Commission stated that they must yield to the SC’s decisions recognizing SEC’s jurisdiction over
such a case.
7. De Rossi asserts the jurisdiction of NLRC and claims that he was neither elected to the post nor is
he a stockholder of MICC.
8. MICC argues that under the Corporation Code, there is no requirement that an Executive Vice-
President of a corporation should be a stockholder or a member of the Board of Directors. Further,
the jurisdiction of the SEC is not limited to controversies in the election or appointment of directors
and trustees, but also included officers or managers of such corporations, partnerships, or
associations.
Issues Ruling
1. W/N SEC has jurisdiction over cases involving removal of 1. YES, by virtue of
Corporate Officers? PD902-A
Rationale
1. The SEC has jurisdiction.
- Sec. 5. PD902-A:
In addition to the regulatory and adjudicative functions of the Securities and Exchange
Commission over corporations, partnerships and other forms of associations registered with it as
expressly granted under existing laws and decrees, it shall have original and exclusive jurisdiction
to hear and decide cases involving:
(c) Controversies in the election or appointments of directors, trustees, officers or managers of
such corporation, partnership or association.
 In the present case, private respondents aver that the officers and their terms of office are
prescribed by the corporations’ by-laws, which provide as follows:
BY-LAW NO. III Directors and Officers: The officers of the corporation shall be the President,
Executive Vice President, Secretary and Treasurer, each of whom may hold his office until his
successor is elected and qualified, unless sooner removed by the Board of Directors...
 The by-laws being in force, clearly De Rossi is considered an officer of MICC, elected and/or
designated by its board of directors.

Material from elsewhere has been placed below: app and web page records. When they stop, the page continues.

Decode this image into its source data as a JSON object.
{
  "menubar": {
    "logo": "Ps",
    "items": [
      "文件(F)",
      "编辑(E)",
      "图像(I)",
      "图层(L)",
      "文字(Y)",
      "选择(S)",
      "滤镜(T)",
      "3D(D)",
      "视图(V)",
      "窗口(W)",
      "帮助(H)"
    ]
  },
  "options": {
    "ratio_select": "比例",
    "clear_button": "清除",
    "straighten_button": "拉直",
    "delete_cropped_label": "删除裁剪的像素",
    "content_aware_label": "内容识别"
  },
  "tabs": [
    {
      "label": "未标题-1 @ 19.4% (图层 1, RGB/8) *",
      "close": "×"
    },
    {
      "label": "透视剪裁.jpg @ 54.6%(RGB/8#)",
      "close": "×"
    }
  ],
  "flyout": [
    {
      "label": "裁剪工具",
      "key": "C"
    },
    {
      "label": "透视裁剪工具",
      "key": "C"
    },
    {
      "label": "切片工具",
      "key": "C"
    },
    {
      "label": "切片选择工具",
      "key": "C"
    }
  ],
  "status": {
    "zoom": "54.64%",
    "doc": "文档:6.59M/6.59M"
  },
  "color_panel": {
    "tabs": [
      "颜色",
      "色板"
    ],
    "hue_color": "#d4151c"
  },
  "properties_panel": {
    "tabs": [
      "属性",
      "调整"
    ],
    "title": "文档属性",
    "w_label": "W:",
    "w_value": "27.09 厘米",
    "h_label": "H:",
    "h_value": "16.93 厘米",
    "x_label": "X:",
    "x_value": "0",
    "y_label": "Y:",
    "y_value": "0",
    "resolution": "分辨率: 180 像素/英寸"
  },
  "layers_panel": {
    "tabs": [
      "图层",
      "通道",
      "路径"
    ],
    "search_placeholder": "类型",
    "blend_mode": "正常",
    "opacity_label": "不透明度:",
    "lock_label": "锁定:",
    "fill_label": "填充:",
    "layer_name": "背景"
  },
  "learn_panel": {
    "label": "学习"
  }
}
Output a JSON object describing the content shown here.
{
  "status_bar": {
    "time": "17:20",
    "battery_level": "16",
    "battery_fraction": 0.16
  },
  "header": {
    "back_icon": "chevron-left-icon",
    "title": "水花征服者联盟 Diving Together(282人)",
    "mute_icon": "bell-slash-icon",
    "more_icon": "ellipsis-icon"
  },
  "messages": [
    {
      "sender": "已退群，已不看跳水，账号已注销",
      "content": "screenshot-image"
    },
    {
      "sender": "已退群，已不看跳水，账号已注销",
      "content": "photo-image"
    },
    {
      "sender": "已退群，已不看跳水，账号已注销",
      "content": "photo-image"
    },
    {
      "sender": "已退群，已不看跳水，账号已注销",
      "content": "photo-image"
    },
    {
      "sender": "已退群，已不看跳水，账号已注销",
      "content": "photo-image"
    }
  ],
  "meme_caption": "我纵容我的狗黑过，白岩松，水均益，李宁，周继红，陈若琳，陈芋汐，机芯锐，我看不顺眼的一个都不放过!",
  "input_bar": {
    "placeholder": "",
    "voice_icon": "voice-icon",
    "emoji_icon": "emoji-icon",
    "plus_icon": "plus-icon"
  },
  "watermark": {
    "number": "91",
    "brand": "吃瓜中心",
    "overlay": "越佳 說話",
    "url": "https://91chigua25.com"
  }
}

 Following Section 5(c) of P.D. No. 902-A, the SEC exercises exclusive jurisdiction over
controversies regarding the election and/or designation of directors, trustees, officers or

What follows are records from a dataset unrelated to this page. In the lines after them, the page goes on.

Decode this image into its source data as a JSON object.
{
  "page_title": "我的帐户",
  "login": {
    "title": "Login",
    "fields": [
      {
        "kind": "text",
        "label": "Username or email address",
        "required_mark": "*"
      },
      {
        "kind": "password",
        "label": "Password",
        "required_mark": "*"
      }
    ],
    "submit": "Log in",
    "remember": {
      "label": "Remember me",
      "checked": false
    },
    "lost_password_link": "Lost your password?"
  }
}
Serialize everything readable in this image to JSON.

managers of a corporation, partnership or association. This provision is indubitably
applicable to the petitioner’s case. Jurisdiction here is not with the Labor Arbiter nor the NLRC,
but with the SEC.
 A corporate officer’s removal from his office is a corporate act. If such removal occasions an
intra-corporate controversy, its nature is not altered by the reason or wisdom, or lack thereof, with
which the Board of Directors might have in taking such action
 When petitioner, as Executive Vice President allegedly diverted company funds for his personal
use resulting in heavy financial losses to the company, this matter would amount to fraud. Such
fraud would be detrimental to the interest not only of the corporation but also of its members.
 This type of fraud encompasses controversies in a relationship within the corporation
covered by SEC jurisdiction. Perforce, the matter would come within the area of corporate
affairs and management, and such a corporate controversy would call for the adjudicative
expertise of the SEC, not the Labor Arbiter or the NLRC.
Disposition

Petition denied.